After reading Max's recent blog What Do You Know About PCBs?, I felt strangely compelled to email him and offer my experience for All Programmable Planet (APP). I am 30 years old and live in Parksville, British Columbia with my partner Marieke and our two dogs.
Editor's Note: One thing I love about the folks here at All Programmable Planet is that we are multidimensional. By this, I don't mean we physically occupy three dimensions in space and one in time (although I think it's safe to assume that this is the case for the majority of us), but that we have interests outside of electronics and technology. When he is not slaving away at his workstation, for example, Adam enjoys helping his partner Marieke design and decorate bespoke cakes for their small business, Coastal Cake Company, in Parksville, British Columbia, Canada.
Since 2007, I have been designing PCBs with Altium Designer. When I first started, the company I work with was using a PCB design from the early 90s with all through-hole components. A lot has changed since then, and we are now starting to replace my original board designs with FPGAs, which is what lead me to All Programmable Planet in the first place. Through this blog, I would like to offer my experience with PCB design and manufacturing and supply chain management in general, and with Altium Designer in particular.

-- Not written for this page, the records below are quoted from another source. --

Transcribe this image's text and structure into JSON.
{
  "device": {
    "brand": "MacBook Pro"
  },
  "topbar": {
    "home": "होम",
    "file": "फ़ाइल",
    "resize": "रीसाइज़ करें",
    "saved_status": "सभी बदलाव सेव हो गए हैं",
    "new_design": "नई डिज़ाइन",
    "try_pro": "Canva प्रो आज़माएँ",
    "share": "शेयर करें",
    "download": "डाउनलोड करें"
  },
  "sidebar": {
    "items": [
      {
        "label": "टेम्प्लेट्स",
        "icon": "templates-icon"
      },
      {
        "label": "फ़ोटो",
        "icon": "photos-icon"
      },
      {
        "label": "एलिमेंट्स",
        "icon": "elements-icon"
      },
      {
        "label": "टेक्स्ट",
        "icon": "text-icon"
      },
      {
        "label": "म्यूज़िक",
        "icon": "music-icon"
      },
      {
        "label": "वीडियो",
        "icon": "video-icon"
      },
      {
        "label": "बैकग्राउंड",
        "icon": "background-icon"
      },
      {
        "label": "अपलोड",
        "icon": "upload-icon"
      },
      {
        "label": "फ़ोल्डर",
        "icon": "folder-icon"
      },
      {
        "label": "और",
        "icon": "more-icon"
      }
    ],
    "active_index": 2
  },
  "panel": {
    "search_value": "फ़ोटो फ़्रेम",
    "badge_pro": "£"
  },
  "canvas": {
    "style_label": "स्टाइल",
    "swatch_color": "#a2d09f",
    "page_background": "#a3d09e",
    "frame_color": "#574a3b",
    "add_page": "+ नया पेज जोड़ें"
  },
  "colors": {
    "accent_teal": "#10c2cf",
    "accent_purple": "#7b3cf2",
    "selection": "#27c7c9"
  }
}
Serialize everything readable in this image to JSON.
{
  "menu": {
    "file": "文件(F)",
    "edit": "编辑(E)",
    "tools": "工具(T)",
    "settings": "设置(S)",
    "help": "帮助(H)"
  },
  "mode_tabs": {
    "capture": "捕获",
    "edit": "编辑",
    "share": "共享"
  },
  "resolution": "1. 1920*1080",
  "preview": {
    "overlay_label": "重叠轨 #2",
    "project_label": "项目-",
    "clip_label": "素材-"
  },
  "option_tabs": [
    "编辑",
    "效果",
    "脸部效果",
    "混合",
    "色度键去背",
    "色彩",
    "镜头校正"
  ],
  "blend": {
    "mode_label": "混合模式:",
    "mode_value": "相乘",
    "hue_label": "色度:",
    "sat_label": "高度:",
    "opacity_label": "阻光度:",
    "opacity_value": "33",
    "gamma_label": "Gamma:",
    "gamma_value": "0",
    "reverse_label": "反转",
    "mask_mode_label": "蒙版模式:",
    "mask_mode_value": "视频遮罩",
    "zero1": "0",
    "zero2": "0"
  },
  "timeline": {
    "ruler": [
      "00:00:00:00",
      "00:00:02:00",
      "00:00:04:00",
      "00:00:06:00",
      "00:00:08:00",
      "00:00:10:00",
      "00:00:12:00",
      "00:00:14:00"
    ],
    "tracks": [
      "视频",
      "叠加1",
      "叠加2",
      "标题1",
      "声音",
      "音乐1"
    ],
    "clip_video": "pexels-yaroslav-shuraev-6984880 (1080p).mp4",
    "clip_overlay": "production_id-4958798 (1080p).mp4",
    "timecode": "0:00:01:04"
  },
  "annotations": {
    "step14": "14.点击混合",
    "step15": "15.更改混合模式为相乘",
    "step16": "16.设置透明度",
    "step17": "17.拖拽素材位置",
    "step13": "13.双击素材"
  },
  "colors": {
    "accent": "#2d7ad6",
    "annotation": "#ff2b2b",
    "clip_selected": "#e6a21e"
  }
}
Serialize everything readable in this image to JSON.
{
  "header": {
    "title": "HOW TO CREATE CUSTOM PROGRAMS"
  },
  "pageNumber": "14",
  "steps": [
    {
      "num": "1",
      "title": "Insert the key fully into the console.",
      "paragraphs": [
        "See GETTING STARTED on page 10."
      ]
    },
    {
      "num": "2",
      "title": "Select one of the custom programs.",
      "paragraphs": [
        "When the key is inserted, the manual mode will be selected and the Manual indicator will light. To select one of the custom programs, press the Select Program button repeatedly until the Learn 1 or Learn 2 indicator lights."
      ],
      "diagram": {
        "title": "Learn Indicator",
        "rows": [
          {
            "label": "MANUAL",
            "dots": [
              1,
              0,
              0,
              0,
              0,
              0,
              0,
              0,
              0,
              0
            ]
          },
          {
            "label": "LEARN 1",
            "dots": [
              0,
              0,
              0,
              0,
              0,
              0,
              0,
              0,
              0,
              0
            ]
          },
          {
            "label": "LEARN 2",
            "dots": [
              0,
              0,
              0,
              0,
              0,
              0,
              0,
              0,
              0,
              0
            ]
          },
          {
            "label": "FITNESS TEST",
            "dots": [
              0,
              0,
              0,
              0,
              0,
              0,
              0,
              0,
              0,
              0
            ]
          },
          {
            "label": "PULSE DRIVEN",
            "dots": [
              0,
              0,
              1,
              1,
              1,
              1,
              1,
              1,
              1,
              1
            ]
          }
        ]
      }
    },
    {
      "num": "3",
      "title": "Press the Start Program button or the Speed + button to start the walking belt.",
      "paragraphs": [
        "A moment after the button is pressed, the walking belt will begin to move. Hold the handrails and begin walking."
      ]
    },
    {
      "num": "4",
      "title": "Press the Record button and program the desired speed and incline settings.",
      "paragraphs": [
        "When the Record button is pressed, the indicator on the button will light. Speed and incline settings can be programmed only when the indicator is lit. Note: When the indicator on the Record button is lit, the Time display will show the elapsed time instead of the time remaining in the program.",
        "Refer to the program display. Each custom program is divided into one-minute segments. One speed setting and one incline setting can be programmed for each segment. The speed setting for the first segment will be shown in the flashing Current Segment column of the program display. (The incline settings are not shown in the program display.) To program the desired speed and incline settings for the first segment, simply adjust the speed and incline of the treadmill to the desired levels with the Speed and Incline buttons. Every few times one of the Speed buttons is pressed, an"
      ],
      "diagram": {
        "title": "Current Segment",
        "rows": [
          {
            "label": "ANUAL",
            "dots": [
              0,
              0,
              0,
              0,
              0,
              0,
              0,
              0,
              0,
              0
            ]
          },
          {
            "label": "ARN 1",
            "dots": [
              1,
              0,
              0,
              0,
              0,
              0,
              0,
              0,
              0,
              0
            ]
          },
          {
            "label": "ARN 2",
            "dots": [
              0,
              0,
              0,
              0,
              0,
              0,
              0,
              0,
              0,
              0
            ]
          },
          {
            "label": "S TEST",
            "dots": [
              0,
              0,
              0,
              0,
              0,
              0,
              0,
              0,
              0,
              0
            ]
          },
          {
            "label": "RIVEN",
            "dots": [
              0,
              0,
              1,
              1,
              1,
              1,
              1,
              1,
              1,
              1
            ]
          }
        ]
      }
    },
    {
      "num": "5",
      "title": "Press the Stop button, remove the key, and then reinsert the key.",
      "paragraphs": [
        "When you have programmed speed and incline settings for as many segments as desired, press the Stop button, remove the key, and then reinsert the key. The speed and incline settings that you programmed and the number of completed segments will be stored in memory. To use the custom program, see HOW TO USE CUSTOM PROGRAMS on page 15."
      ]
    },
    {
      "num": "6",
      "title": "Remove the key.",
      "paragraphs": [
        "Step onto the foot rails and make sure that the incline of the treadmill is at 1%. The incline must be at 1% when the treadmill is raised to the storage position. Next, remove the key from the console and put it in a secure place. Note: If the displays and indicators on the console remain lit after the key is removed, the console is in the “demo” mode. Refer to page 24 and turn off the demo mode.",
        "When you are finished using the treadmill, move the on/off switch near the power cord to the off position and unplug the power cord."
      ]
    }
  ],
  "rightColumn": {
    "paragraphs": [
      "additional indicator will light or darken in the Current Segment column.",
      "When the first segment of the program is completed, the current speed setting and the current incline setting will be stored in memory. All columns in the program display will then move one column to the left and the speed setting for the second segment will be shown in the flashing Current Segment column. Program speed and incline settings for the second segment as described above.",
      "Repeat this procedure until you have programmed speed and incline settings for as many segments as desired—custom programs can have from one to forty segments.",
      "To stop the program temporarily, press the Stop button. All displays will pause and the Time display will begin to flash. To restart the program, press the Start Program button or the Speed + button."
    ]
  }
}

I thought the best way for readers to get to know me (and hopefully gain some PCB design insight) is with a tour of the tools that I use every day. I am 6'5" tall, which makes adjustable desks essential. The last desk I used was a hand-me-down from IKEA. It was not large enough to hold the four screens for my workstation, so I threw away everything but the legs and built a custom ¾" plywood desktop sitting on a 3" laminated beam. It also has an 8" cable management tray to keep things neat and tidy, as seen below:
My workstation features an Intel Core i5 CPU with 8GB of RAM and two Radeon HD 6870s. Although I do a little gaming, my graphic card overload is due to an early 2012 fascination with Bitcoin mining; the cards have since paid for themselves. Bitcoin mining is a great example of using embedded technologies to perform complex cryptographic functions that would overwhelm central processors.
I use a wide range of software. For me the most important tool for electronics design is Altium Designer 13. Freeware tools are available that can reach the same tolerance levels for layout; however, Altium's strength is in the ability to handle complex workflows. Being able to work on schematic capture, firmware, and PCB design from one tool simplifies data management and speeds up the design process.
Adobe Creative Cloud is one of my core resources. Although I primarily use the Adobe Creative Suite 6 tools for web development tasks, I find Acrobat X Pro to be essential in preparing design documents for release. When a PCB design has many layers spread across multiple sheets, the resulting PDF can be a very large file. Acrobat X Pro is able to compress the PDF with no loss of fidelity, reducing file sizes from 10MB to 2MB. Importing company logos and graphics into PCB designs can also be difficult and is simplified using Photoshop. PCB Logo creation is something I would like to cover in a future post.
I think it would be great to start building an All Programmable Planet resource of online tools, calculators, and references for PCB design. There are many PCB design principles that I would like to cover; hopefully, we can connect and begin with issues designers are facing right now. Consider Max's recent column on Differential Signalling, for example; differential trace routing is challenging and is a topic that I plan to explore in depth because it is critical to embedded design.
Please feel free to comment with any ideas and questions. Thank you so much for reading and I hope we will connect soon.